The first of a planned series of Tech Talk presentations by Intel focused on NVM Express (NVMe) and was given to a worldwide web audience by Amber Huffman, senior principal engineer and NVM Express Workgroup chair. The presentation reinforced the message given by the same speaker at IDF13.
NVMe is the standardized high-performance host controller interface for PCI Express-based SSDs with an architecture designed for non-volatile memory scaling from the enterprise to the client. While ready to offer performance gains with the present generation of NV memory SSDs based on NAND, it has also been designed with the next-generation NV memory in mind. Its architecture focuses on latency, parallelism, and performance, and the details have been well documented. (See Expansion of NVMe Support Signals Growth and PCIe Storage Spec Group Incorporates for Added Clout .)
NVMe is now supported by 90+ leading companies and a 30-company promoter group. The first products began shipping in 2014. The driving force for NVMe acceptance is its ability to move NV memory from the legacy of the rotating disc and serial operation to parallel operation. Standardization of the register, feature, and command sets is a means of moving from proprietary to product interoperability.
Flash memory multilevel cell (MLC) NAND provides the primary non-volatile part of the present proof of performance of NVMe-based designs, which is impressive. The appearance of emerging NV memories would appear to hold the key to a dramatic factor of 4x improvement in future performance. However, the saving grace is NVMe has been designed to be memory independent or “agnostic” to the memory technology that eventually wins the NV emerging technology race.
This writer hoped this Tech Talk would provide some insight into Intel’s viewpoint as to which of the competing technologies might win the emerging NV memory race and, more importantly, the timing of its emergence — even though, as stated earlier, the NVMe controller has been designed on a “don’t care” basis in that respect.

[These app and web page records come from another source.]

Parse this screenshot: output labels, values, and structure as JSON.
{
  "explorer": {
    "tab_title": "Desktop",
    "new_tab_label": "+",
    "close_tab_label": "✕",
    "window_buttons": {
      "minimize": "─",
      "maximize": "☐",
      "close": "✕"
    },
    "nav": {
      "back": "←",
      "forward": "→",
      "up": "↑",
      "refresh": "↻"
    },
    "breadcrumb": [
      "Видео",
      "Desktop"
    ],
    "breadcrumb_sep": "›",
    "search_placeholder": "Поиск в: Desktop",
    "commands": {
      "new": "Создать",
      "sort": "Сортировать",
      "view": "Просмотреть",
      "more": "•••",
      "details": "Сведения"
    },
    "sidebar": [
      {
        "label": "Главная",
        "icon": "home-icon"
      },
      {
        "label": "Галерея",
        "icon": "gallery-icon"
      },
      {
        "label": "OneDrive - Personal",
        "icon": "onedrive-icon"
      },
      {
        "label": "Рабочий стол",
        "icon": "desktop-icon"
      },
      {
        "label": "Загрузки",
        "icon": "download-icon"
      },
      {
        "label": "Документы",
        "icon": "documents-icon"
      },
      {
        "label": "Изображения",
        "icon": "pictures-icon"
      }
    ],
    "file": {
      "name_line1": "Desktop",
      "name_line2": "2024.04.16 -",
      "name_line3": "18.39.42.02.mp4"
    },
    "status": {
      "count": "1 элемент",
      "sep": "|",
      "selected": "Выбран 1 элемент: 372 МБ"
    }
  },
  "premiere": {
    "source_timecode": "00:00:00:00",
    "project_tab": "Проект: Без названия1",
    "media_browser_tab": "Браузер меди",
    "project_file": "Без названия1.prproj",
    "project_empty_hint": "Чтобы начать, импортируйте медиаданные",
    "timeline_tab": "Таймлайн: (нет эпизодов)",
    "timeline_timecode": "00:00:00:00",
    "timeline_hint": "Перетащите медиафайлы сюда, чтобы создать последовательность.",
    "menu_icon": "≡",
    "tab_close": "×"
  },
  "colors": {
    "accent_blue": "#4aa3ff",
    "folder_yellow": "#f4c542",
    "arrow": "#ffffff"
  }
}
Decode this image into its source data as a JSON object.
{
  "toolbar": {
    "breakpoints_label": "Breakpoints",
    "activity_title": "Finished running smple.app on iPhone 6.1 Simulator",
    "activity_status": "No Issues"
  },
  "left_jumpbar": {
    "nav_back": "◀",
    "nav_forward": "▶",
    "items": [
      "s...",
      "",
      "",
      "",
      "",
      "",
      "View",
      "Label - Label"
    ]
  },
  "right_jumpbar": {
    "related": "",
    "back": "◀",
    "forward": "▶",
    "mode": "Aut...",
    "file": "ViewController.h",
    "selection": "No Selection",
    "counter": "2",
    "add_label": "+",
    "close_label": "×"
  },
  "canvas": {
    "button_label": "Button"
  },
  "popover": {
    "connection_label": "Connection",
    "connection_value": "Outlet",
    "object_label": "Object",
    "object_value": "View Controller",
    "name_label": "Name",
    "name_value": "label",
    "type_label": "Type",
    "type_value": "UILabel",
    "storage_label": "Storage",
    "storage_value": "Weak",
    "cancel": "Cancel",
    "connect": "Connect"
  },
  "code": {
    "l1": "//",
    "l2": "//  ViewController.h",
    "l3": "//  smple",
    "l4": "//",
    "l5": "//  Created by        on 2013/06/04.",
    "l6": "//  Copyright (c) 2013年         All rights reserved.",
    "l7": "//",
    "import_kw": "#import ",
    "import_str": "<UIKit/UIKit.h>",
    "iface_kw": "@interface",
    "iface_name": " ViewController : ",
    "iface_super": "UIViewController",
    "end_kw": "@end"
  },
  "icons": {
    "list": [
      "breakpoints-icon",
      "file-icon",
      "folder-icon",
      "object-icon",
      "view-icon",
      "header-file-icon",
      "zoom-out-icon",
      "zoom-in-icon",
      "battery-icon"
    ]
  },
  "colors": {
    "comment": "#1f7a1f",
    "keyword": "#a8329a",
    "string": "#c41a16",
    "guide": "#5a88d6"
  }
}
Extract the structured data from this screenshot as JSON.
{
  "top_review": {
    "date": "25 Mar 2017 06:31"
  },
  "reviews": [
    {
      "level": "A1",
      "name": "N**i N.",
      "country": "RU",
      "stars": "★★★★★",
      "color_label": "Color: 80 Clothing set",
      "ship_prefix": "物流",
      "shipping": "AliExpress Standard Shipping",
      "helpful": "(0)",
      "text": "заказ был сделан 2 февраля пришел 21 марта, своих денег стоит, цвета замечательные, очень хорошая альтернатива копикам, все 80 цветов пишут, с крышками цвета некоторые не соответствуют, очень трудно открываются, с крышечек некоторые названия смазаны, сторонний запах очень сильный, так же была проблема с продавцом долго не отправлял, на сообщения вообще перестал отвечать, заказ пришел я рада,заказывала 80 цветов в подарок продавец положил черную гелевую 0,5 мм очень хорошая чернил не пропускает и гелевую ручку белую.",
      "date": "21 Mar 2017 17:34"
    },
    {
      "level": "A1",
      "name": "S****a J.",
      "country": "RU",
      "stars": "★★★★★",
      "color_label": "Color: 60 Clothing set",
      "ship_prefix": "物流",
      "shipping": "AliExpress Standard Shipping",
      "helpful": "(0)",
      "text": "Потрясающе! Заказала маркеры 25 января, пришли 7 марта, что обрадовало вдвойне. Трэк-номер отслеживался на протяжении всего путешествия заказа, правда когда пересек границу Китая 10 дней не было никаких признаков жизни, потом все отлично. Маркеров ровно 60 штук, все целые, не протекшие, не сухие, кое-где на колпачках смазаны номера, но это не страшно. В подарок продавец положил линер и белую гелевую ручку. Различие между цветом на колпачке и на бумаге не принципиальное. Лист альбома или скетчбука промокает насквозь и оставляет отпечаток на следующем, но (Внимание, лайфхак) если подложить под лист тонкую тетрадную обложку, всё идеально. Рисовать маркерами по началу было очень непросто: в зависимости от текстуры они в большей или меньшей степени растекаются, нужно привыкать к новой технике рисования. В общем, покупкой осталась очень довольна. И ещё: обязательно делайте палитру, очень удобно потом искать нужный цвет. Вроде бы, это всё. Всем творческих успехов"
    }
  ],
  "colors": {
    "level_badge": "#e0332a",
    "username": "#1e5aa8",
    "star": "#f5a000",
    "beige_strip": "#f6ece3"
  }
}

Huffman’s list of emerging memory types is shown in my Figure 1. It included the usual suspects with a brief description of the mechanisms involved. The list included as mechanisms: phase change, spin polarized electrons, electro-chemistry, oxidation-reduction, and oxygen vacancy drift diffusion and barrier modulation.
Figure 1: Emerging memory types
What was interesting is that a multilayer stacked memory matrix (see Figure 1) was used for illustrative purposes rather than one that was MLC based. In the past, Intel, with STMicroelectronics and, more recently, at IEDM 2009 with Numonyx, has looked at and demonstrated both multilevel cell (MLC-PCM) and stacked matrix, albeit the latter only a single-layer matrix where the thin-film memory isolation or selection device is stacked vertically above the memory device. As far as we are aware, those projects have disappeared into the PCM technology amortization trail of Intel-STMicroelectronics-Ovonyx-Numonyx-Micron.
It could well be that Intel recognizes that a stacked array may offer the only solution to any scaling problems, especially as Huffman included the word “scalable” in her slides referring to next-generation NVM. The development of a stacked thin-film matrix isolation device is a non-trivial problem that will require a solution before the next generation of multilayer NV memory can emerge.
This list in Figure 1 omits correlated electron memory devices, although oxidation-reduction might cover one case. CeRAM, without the filament; and, more recently, the change in tack to correlated electron device for the group developing PCMO-based memory will cover the other under both the oxidation reduction and modulated interface banners.
Huffman specifically mentioned only MRAM as an example of an emerging NV memory. A followup question by this writer inquiring if that is Intel’s view of the most likely near-term emerging NV technology winner was rebuffed with a reply along the lines of: Intel does not wish to comment on emerging memory technologies or which one will win.
Figure 2 provides Huffman’s comparative performance of the NVMe illustrating the dramatic gains that will be obtained when emerging NV memory eventually reaches maturity and is able to offer the access times comparable with today’s DRAMs.
Figure 2: Comparative performance of NVMe
It is clear that when the next-generation memory appears (and with the assumption that the NV memory is no longer the bottleneck) there will be a need to optimize platform storage interconnect (electro-optic?) and the software storage access methods in order to obtain further performance gains.
For those with an interest in emerging memory development and solving the associated problems, this presentation defined what you will need to bring to the table to meet future NVMe performance expectations. As well as non volatility, the acceptable memory will require DRAM-like write/erase lifetime and access time, low power, and a thin-film matrix isolation device for matrix stacking.
We need a device with write/erase power dissipation that does not cause the core of a multilevel matrix to cook. The ability to scale to sub 20 nm will be essential, although some relief will be available in that respect if multilevel matrix stacking is possible. Clearly, emerging memory write/erase performance must become the focus of attention for the emerging memory wannabes.
Ron Neale, Independent Electrical/Electronic Manufacturing Professional